**What is being asked:** Find every line in the records below that contains the word "JSON", and copy each such line.

(Collected data entries)
== == ==
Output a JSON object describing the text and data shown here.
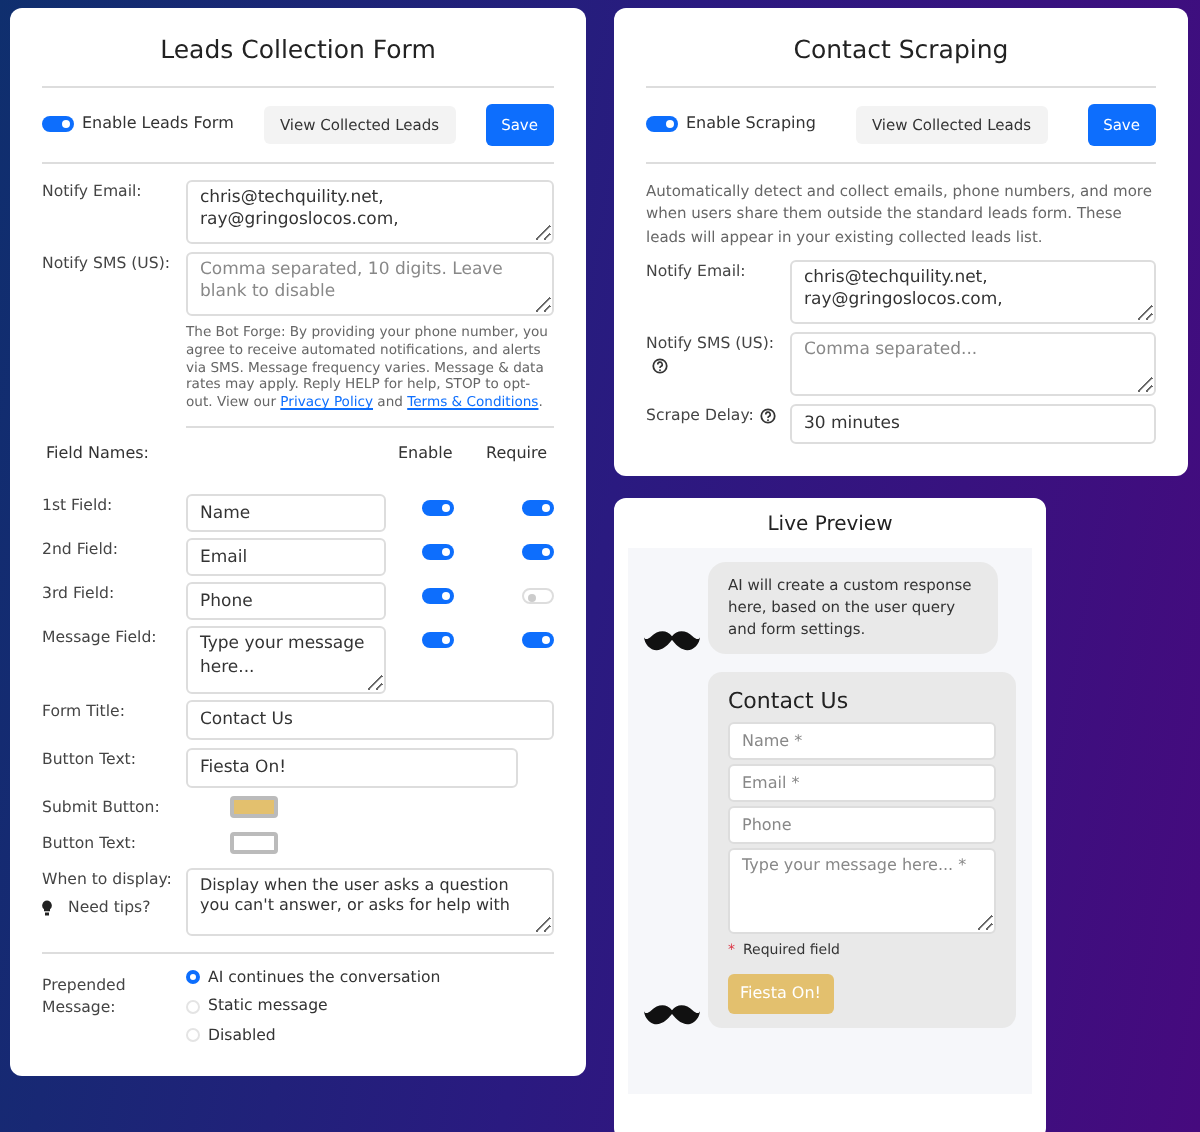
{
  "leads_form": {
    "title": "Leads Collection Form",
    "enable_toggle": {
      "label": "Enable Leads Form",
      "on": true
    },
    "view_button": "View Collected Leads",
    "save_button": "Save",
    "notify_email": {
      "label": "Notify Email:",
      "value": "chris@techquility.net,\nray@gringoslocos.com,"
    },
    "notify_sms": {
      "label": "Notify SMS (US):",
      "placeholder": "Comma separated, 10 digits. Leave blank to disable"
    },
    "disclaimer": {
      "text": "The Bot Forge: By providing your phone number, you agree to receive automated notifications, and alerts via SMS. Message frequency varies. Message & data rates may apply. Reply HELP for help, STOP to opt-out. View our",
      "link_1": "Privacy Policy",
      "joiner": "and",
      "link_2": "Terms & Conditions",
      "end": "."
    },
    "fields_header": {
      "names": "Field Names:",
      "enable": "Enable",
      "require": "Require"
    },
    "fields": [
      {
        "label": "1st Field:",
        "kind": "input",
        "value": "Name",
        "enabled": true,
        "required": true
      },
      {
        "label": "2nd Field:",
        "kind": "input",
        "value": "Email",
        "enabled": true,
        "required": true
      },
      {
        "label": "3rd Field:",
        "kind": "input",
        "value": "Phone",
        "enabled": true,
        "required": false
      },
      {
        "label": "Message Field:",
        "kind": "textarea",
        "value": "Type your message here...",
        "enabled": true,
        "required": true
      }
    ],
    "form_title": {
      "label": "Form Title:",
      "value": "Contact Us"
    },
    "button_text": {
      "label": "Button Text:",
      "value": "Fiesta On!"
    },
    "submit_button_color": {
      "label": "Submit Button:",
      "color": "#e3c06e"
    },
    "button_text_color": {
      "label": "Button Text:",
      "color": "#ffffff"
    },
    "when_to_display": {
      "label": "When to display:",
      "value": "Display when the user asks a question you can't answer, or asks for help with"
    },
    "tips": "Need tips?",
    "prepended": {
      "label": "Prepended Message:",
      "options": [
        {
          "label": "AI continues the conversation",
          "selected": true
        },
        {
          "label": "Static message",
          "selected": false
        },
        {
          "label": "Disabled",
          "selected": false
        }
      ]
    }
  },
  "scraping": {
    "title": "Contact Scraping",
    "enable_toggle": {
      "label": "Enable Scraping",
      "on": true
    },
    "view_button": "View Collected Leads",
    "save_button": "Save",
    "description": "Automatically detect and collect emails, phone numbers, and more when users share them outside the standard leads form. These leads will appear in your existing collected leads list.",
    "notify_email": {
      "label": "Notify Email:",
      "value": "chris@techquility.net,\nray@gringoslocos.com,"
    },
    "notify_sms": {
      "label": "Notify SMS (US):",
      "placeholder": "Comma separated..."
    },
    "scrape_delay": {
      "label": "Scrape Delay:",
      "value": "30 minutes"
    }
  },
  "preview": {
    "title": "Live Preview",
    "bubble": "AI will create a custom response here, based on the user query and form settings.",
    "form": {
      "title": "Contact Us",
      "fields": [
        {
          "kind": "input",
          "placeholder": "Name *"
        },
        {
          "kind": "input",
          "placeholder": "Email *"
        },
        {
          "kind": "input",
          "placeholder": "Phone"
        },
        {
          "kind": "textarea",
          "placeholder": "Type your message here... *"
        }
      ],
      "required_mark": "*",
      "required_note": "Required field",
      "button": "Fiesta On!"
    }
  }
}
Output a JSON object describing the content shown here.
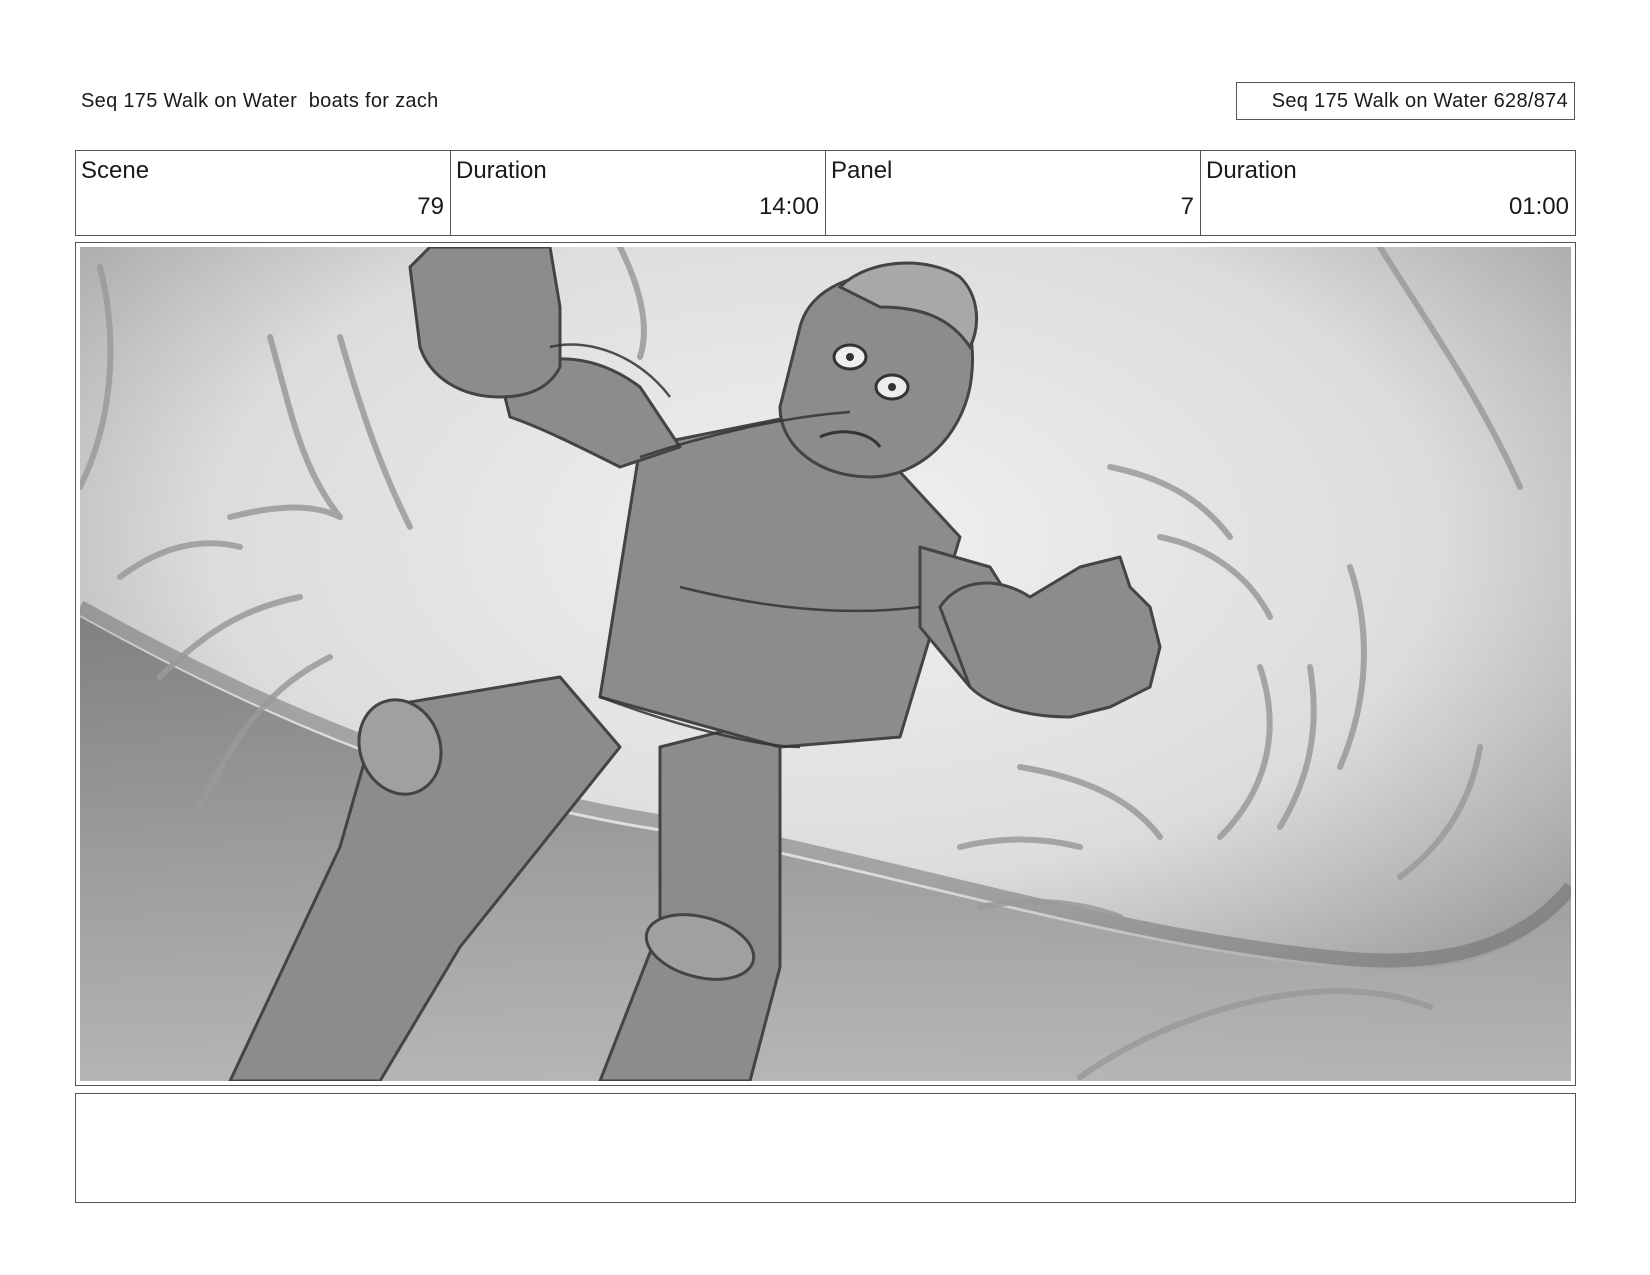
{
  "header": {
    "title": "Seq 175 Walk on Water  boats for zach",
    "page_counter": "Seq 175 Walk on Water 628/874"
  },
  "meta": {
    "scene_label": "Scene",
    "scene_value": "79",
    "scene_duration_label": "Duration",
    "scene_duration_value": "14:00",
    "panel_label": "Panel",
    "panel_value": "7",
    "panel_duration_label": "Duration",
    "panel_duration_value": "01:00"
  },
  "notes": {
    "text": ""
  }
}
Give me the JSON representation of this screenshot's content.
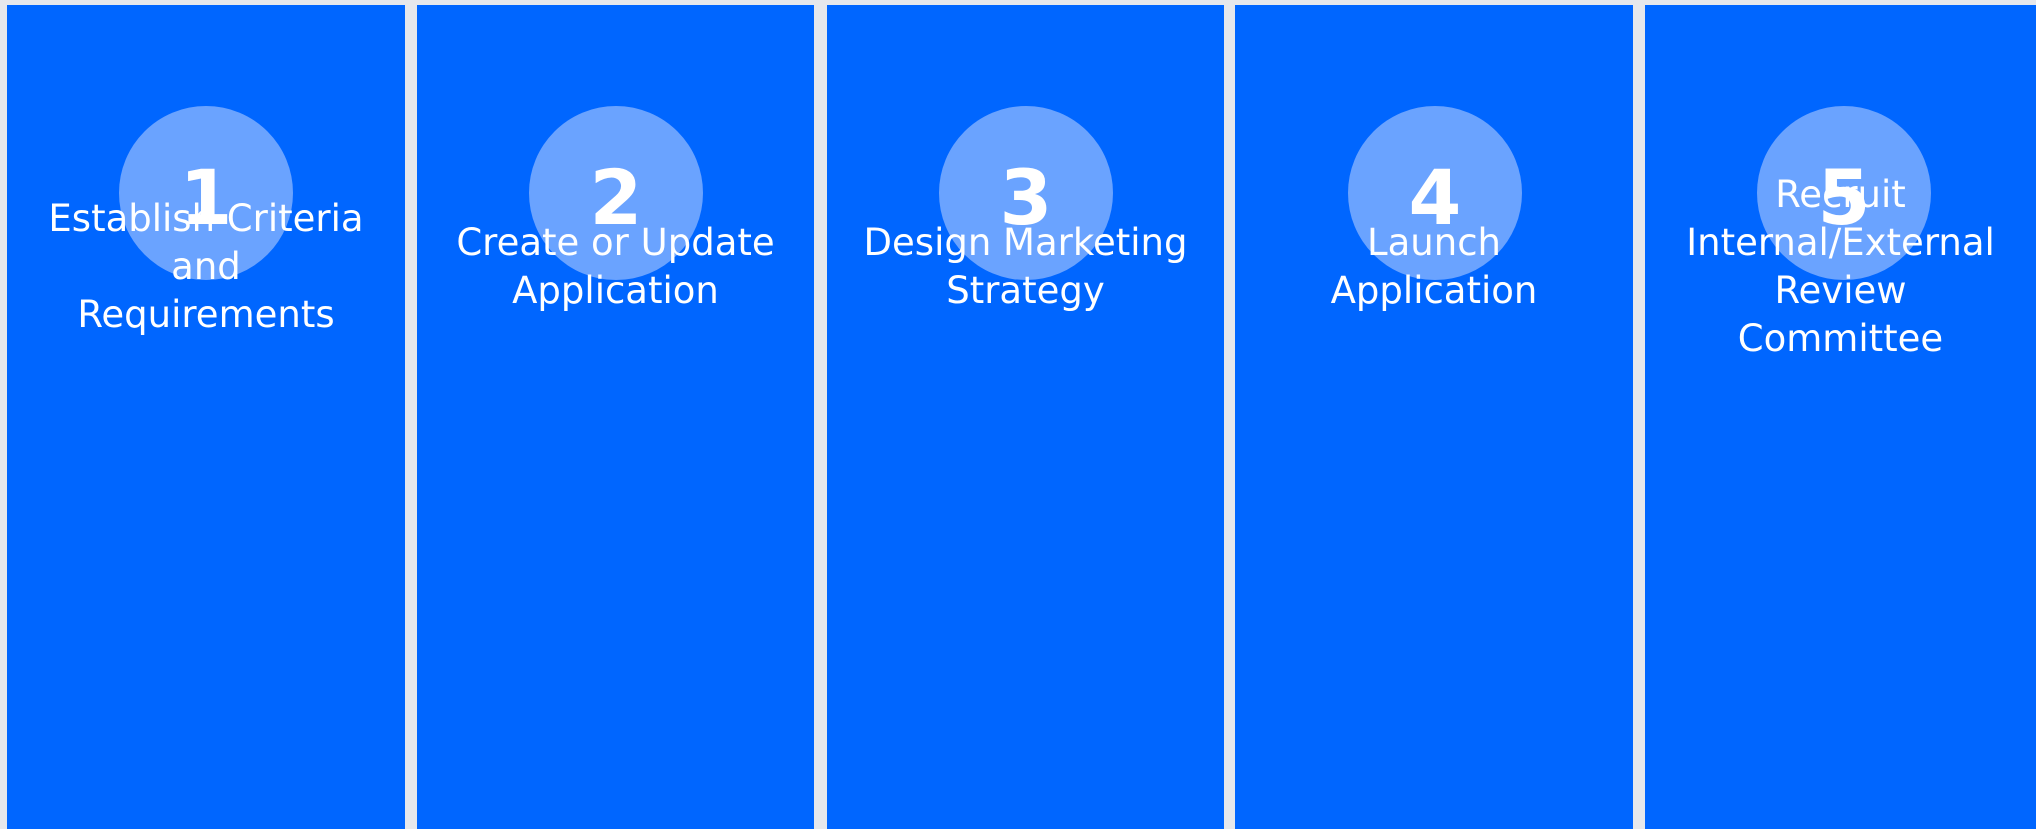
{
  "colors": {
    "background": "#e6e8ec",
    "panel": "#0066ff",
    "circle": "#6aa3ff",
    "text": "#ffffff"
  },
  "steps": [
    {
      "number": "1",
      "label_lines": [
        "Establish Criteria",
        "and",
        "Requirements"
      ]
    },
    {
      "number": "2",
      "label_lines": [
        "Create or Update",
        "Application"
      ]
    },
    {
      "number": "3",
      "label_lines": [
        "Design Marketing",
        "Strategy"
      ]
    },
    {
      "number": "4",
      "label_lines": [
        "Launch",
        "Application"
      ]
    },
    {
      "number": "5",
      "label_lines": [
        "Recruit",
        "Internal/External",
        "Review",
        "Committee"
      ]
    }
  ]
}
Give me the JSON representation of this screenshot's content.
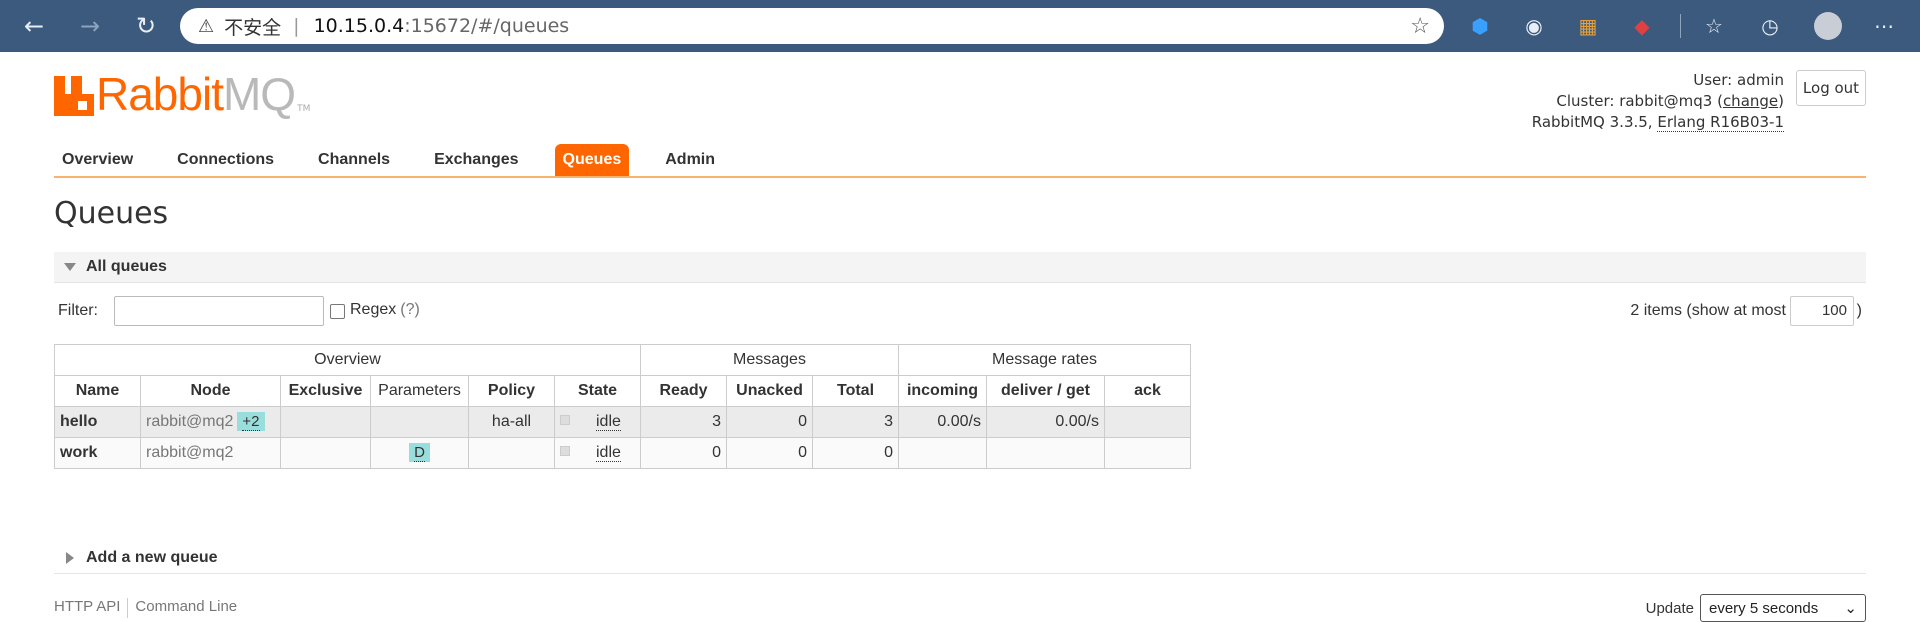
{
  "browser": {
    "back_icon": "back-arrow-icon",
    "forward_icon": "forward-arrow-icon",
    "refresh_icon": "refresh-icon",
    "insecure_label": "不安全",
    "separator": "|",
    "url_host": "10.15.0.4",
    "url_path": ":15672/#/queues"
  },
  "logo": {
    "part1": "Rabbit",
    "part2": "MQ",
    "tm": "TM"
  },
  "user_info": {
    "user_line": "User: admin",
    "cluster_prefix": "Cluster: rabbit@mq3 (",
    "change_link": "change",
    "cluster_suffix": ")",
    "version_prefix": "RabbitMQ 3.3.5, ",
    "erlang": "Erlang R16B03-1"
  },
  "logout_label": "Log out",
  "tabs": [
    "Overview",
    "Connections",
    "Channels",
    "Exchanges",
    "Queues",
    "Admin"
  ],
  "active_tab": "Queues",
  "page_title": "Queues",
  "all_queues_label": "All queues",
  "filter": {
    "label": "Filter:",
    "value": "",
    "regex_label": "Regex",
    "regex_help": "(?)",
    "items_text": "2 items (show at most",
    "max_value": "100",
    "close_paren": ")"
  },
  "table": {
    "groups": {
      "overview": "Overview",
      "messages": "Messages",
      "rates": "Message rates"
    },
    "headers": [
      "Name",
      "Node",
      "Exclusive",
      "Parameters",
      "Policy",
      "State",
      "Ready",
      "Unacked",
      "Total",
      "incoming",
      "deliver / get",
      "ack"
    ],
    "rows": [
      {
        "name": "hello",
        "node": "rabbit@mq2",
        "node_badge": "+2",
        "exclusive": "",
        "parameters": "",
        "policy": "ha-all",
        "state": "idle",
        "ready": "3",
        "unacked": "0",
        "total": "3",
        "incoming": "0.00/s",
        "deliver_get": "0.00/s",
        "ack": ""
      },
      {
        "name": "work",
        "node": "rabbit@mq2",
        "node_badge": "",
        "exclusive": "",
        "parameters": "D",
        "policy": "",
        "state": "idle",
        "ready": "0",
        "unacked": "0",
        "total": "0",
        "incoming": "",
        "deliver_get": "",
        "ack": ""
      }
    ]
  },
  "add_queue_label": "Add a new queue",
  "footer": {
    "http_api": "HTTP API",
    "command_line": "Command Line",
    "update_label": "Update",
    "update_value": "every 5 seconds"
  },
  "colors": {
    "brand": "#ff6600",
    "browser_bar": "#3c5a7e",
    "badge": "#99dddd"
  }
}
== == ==
**Solution for this problem:**
Output a JSON object describing the text and data shown here.
Output a JSON object describing the content shown here.
Give me the JSON representation of this screenshot's content.
Give me the JSON representation of this screenshot's content.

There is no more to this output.